But above all this, before anything and everything involving this movie, there is Bruce Campbell. Without Bruce Campbell, this movie would have easily disappeared into the annals of history, lost with thousands of other movies made by burgeoning filmmakers with a story they wanted to tell. But Bruce has something charismatic and quirky to him that brings a smile to your face. And with him and Sam being massive Three Stooges fans, The Evil Dead brings the laughs with the screams in the most graceful of ways. The camp of it all steadily ramps itself up as the movies progress, examples being the laughing room and fight with the hand in Evil Dead 2, or the entirety of Army of Darkness.
With his massive eyebrows, goofy grin and impressive pratfalls Campbell can’t help but give comical reactions to every last thing he comes across in this movie. It also isn’t very common to get all these things in such a handsome package, as well. Sure, his mouth is big enough to jam a softball in and a chin that could pop a hole in an oil tanker. But when he turns on the moves, however awkward and adorable it is, you can’t help but know you wouldn’t kick him out of bed for eating crackers.
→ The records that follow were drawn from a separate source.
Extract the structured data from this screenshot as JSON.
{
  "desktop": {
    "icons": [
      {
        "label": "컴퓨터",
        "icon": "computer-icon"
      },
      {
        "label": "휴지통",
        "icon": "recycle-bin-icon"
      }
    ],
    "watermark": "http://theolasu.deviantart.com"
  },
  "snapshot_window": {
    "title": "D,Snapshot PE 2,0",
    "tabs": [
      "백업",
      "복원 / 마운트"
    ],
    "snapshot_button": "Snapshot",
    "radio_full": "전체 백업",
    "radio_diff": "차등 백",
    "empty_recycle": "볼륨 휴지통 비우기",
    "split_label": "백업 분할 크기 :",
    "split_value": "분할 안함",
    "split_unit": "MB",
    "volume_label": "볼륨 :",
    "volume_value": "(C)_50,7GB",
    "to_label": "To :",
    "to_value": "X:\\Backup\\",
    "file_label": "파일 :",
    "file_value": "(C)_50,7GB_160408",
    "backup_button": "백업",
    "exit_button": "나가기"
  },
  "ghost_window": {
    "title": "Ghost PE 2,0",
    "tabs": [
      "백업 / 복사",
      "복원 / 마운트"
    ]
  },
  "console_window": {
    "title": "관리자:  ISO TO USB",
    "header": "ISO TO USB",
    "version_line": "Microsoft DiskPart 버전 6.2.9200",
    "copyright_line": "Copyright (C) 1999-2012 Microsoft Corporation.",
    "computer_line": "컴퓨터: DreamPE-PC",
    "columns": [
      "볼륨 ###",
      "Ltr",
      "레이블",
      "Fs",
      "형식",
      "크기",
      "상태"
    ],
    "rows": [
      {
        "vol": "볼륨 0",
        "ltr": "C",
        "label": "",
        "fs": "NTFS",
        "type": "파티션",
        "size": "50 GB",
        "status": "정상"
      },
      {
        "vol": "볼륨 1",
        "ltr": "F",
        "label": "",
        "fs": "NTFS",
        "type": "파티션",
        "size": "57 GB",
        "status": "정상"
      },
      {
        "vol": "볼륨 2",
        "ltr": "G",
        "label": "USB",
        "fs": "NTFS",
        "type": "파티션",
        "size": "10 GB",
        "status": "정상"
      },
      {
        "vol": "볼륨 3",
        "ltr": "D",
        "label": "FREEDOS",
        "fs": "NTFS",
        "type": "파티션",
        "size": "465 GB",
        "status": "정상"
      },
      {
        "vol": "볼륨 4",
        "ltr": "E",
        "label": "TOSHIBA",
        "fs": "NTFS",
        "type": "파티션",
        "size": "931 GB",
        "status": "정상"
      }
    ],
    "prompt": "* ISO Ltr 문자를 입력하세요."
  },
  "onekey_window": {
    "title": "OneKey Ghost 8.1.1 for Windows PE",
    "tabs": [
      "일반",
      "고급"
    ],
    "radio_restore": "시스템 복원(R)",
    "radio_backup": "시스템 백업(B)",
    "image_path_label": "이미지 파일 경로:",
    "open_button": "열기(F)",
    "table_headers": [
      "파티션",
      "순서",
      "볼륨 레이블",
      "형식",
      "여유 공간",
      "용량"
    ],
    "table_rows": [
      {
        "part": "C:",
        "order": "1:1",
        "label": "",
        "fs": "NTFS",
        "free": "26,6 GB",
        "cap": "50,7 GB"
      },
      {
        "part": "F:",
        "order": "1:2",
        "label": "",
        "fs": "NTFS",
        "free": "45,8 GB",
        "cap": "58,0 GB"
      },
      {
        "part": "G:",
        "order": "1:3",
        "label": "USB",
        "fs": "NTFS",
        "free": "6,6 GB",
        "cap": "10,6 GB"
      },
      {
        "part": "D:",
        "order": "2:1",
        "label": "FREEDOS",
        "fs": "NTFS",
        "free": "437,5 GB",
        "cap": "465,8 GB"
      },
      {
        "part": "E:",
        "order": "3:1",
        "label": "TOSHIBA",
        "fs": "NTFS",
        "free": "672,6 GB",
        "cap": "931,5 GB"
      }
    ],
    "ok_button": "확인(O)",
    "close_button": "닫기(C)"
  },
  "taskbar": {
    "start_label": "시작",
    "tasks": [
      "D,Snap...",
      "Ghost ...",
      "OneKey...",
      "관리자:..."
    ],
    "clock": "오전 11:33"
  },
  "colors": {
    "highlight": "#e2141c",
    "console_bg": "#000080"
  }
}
And I say this as a universal truth, whether you are man, woman, gay, straight and everything in between. Ask a guy if he’d spend the night with Bruce Campbell. They will all say yes. Bruce Campbell is the Chuck Norris of horror movies.
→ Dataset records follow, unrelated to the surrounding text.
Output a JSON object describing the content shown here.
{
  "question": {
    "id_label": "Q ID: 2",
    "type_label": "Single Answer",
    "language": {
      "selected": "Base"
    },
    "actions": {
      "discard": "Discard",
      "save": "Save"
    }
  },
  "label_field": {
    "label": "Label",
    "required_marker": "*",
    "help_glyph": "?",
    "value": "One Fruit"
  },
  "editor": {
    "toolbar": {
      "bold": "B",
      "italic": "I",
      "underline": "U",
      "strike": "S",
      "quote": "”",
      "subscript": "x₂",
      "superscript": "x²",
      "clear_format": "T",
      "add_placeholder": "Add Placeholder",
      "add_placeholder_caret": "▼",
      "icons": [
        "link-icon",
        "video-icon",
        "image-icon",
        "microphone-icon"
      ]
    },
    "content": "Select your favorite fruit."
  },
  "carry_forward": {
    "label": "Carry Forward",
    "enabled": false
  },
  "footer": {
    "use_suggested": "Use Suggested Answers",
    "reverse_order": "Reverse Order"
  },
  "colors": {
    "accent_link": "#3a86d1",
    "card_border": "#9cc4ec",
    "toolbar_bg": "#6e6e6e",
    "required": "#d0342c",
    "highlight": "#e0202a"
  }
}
Something else that is impressive about Campbell is he has always been a generous man with his audience. He’s always known on which side his bread was buttered. And sure, he’s had to find his path in Hollywood along with his own life in general, but he has always been there for his fans. Without those people, without those kids telling their friends about some crazy movie they saw on campuses and midnight movie theaters, he never would be where he is today. He is beloved in the Horror, Sci-fi and the general TV and film community thanks to Evil Dead, Xena: Warrior Princess, Burn Notice, even off-kilter cult favorites like Bubba Ho-Tep would never have happened without our favorite smartass, time-traveling demon slayer. He’s a character actor with a long reach and a long career, and it’s only getting better.
The trifecta of Campbell, Raimi and Tappert really made a deep mark on horror movie history. They proved that you could balance comedy and terror. You didn’t need millions of dollars to make an enjoyable movie. They surprised us, both in good ways and bad ways. Some very bad ways, that make us wary of nighttime strolls in the woods. They taught us that all things are possible. They showed us that as long as you focus on the story you want to tell, you never fail. You can never know what the future holds for yourself, you just have to trust and hold on when it comes to the things you believe in. Follow your passion.
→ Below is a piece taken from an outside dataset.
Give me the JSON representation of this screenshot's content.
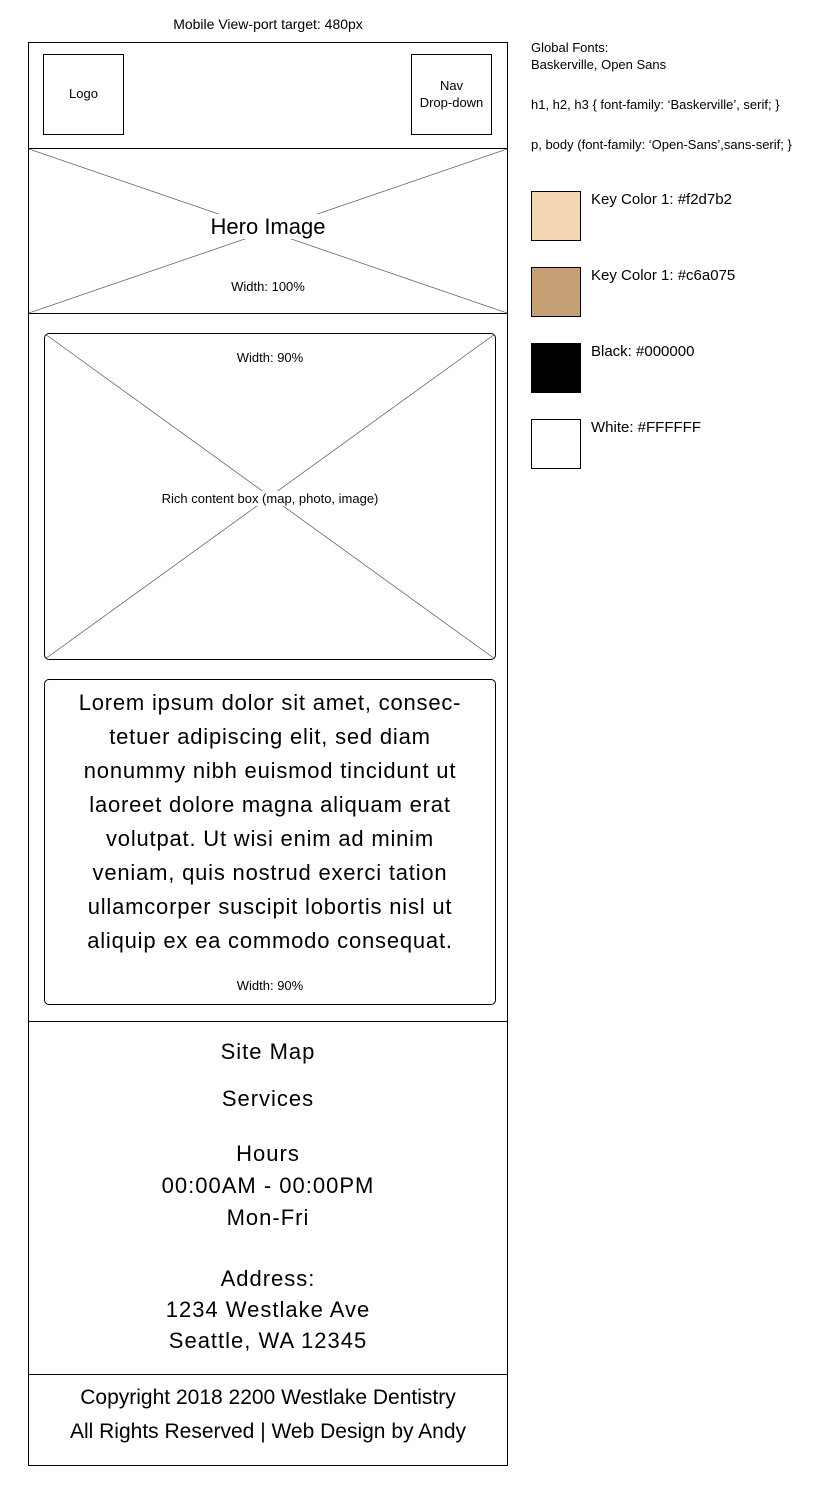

Above all, they taught us how to not be afraid to fall on your face. If it’s worth a damn, someone will reach out a hand to help you up. And if you truly trust in your goal, you will find your way to success. Sure, it might be back-breaking work. It may take longer than you like. It may be overwhelming. But if you stick with it, anything can come about that you set your mind to.
Hail To The King, Baby.